## PROVIDED INFORMATION
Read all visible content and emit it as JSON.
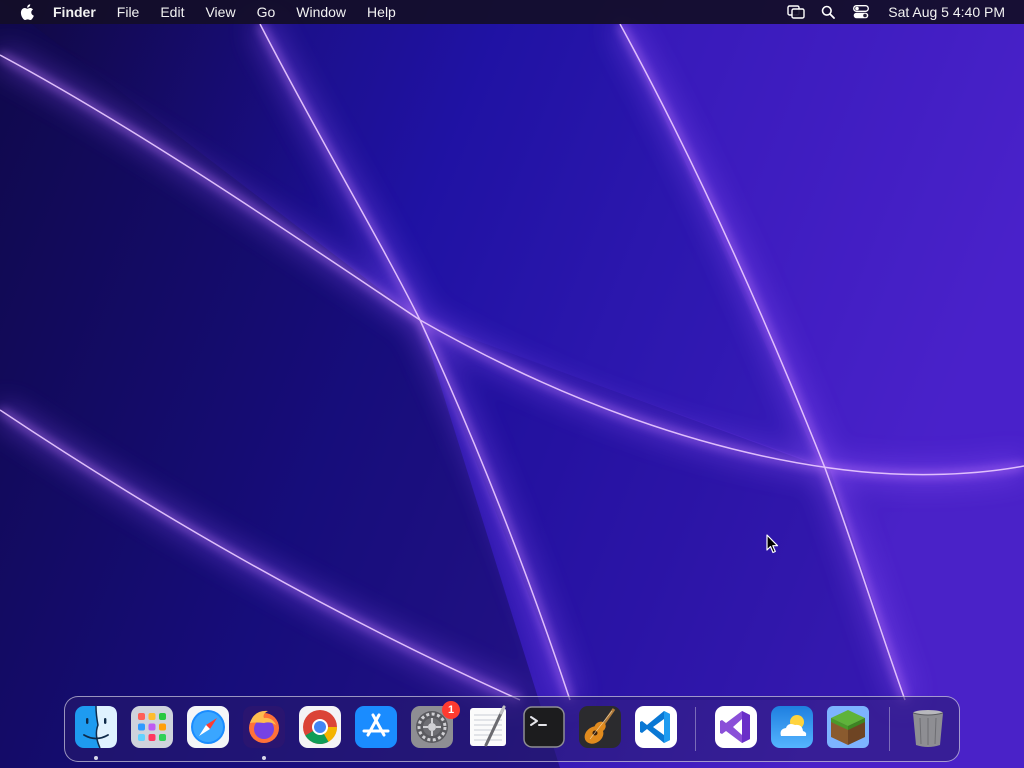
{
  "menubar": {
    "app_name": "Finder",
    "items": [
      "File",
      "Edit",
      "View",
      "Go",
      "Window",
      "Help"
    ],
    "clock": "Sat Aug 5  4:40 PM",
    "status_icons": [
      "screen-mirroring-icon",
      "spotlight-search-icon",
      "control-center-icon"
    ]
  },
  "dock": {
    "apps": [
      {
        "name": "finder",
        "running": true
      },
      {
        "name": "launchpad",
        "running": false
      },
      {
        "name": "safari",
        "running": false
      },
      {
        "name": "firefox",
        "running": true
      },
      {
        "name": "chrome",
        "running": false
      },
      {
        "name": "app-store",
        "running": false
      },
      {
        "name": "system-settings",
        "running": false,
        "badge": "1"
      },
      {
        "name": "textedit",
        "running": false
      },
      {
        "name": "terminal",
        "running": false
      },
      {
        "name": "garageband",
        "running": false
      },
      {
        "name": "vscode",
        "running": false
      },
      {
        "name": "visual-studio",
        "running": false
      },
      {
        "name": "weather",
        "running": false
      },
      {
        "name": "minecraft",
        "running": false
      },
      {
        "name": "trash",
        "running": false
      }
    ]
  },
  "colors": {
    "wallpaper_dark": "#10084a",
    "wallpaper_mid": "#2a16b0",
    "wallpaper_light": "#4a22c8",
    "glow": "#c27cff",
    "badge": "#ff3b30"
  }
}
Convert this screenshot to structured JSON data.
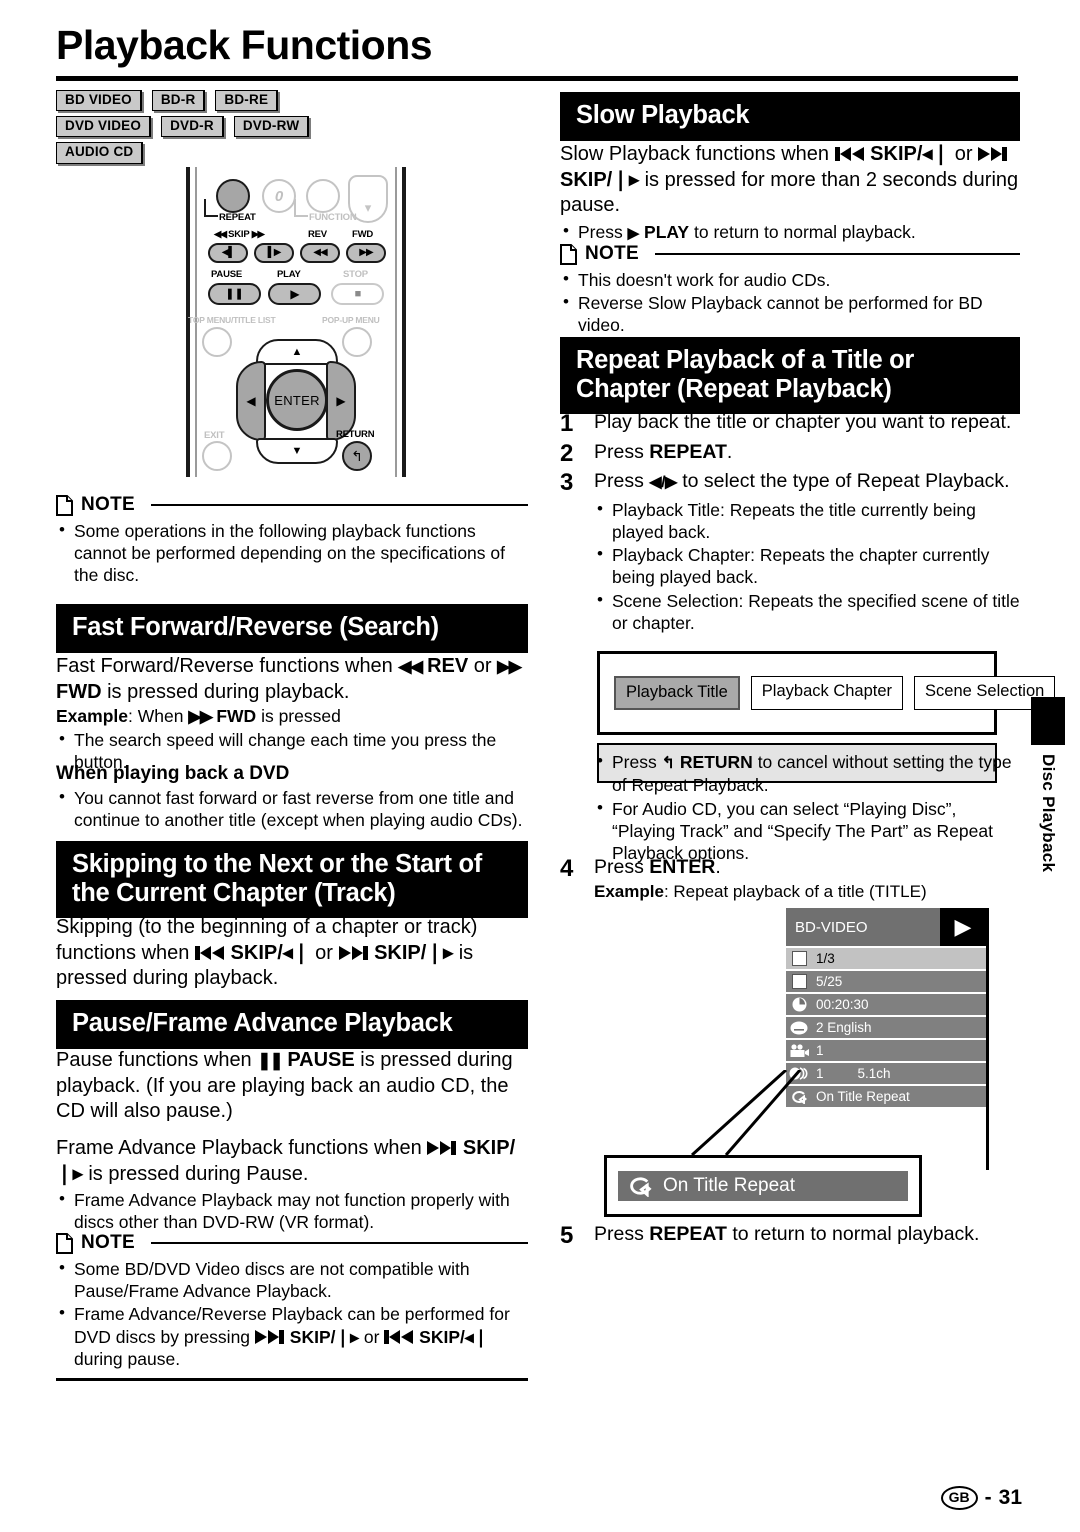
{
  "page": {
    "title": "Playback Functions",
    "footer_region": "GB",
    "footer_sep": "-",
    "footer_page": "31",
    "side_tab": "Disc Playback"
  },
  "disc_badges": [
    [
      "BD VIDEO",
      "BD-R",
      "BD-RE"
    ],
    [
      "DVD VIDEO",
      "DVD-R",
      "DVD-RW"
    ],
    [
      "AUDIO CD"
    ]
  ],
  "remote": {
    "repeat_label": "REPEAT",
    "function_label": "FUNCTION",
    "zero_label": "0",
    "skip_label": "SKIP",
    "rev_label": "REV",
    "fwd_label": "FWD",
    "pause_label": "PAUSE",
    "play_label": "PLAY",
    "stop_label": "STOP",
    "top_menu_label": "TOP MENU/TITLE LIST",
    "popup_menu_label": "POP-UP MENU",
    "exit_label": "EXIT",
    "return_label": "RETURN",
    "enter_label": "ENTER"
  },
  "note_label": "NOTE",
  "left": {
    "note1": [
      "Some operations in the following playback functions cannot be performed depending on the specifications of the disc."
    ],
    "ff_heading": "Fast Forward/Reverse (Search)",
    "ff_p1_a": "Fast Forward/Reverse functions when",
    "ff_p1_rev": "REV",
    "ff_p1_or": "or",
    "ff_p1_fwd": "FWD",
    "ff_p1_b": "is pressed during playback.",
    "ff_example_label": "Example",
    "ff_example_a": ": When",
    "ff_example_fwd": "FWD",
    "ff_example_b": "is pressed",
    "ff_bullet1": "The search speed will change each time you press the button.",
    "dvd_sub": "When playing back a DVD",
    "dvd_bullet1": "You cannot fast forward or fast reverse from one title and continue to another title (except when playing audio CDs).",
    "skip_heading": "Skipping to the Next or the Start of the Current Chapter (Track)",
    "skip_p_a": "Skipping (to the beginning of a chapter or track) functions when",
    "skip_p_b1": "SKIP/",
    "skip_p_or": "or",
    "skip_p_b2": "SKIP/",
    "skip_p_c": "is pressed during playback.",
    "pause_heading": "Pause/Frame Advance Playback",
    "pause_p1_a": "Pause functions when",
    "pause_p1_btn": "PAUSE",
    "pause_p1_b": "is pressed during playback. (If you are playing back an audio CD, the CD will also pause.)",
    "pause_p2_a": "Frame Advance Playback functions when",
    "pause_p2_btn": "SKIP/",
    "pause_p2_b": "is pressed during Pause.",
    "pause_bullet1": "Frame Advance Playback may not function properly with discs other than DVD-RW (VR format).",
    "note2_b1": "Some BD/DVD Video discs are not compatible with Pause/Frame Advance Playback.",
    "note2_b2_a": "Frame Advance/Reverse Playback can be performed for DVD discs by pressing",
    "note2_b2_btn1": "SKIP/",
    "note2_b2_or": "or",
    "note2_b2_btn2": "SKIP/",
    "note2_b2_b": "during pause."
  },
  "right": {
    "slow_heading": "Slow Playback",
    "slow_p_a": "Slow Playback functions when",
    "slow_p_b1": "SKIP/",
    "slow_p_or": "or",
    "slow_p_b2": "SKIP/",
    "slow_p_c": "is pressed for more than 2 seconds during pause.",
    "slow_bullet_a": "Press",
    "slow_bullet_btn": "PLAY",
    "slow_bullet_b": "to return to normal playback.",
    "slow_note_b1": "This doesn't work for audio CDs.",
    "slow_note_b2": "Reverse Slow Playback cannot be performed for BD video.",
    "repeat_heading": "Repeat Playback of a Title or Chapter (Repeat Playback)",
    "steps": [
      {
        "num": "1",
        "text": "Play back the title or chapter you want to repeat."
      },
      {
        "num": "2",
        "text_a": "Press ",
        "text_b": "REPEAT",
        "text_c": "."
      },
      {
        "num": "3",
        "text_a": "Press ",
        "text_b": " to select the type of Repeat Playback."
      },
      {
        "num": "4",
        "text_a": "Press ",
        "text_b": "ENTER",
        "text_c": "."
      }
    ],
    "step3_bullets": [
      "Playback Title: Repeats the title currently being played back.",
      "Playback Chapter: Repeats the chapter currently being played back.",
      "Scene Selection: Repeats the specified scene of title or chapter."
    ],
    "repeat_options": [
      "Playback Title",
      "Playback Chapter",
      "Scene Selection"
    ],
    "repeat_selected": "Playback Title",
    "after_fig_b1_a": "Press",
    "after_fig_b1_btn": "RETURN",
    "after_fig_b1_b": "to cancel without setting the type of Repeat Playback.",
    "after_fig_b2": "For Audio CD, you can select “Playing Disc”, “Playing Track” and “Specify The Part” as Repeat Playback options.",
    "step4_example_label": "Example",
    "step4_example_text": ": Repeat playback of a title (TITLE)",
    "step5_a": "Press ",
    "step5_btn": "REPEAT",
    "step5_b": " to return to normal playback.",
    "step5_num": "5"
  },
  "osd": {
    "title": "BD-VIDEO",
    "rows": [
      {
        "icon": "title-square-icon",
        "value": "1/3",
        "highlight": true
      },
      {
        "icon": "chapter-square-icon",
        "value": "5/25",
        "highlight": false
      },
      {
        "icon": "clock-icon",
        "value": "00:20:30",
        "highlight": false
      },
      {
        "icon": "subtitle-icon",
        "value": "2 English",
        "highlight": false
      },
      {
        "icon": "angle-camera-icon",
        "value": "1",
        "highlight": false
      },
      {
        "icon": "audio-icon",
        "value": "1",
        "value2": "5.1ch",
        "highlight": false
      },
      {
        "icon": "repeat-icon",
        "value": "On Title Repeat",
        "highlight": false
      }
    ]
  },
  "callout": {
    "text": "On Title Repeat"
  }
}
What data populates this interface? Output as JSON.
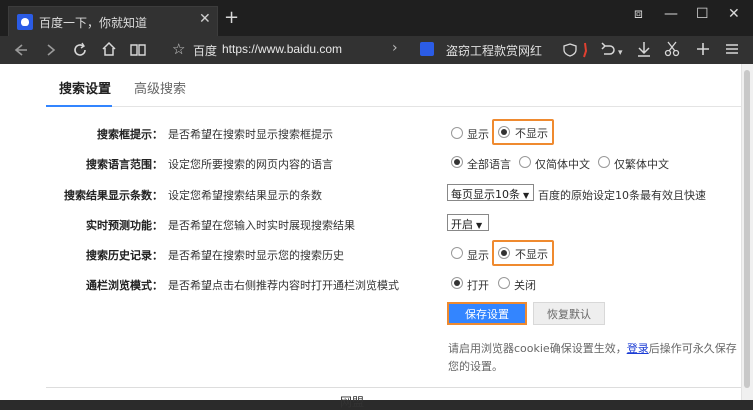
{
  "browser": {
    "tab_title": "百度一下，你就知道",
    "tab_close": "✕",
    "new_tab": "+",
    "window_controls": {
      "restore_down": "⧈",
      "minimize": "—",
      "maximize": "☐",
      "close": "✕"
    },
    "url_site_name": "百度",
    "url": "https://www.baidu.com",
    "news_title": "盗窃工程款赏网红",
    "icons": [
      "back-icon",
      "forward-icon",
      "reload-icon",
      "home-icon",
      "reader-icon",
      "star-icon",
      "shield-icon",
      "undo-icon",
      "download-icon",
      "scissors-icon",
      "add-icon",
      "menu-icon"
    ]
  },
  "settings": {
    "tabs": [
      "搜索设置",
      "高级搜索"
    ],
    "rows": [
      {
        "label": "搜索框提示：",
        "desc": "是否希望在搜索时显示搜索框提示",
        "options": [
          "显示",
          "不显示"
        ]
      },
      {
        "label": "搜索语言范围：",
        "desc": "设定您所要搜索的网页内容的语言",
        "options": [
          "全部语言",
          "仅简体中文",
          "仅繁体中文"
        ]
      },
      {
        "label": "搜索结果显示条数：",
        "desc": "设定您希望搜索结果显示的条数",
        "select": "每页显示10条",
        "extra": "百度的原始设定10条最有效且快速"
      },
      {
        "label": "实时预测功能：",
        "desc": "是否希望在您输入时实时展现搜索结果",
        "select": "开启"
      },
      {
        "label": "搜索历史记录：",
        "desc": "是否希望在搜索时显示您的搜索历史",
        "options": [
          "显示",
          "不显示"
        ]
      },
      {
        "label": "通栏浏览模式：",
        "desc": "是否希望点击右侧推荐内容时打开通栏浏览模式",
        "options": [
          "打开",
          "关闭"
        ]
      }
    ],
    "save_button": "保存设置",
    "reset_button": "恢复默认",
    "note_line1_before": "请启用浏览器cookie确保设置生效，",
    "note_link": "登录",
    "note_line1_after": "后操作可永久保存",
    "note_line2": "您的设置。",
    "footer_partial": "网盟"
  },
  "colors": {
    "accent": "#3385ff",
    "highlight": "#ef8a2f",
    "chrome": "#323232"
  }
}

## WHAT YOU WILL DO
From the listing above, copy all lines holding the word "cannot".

## ANSWER BELOW
      "Some operations in the following playback functions cannot be performed depending on the specifications of the disc."
    "dvd_bullet1": "You cannot fast forward or fast reverse from one title and continue to another title (except when playing audio CDs).",
    "slow_note_b2": "Reverse Slow Playback cannot be performed for BD video.",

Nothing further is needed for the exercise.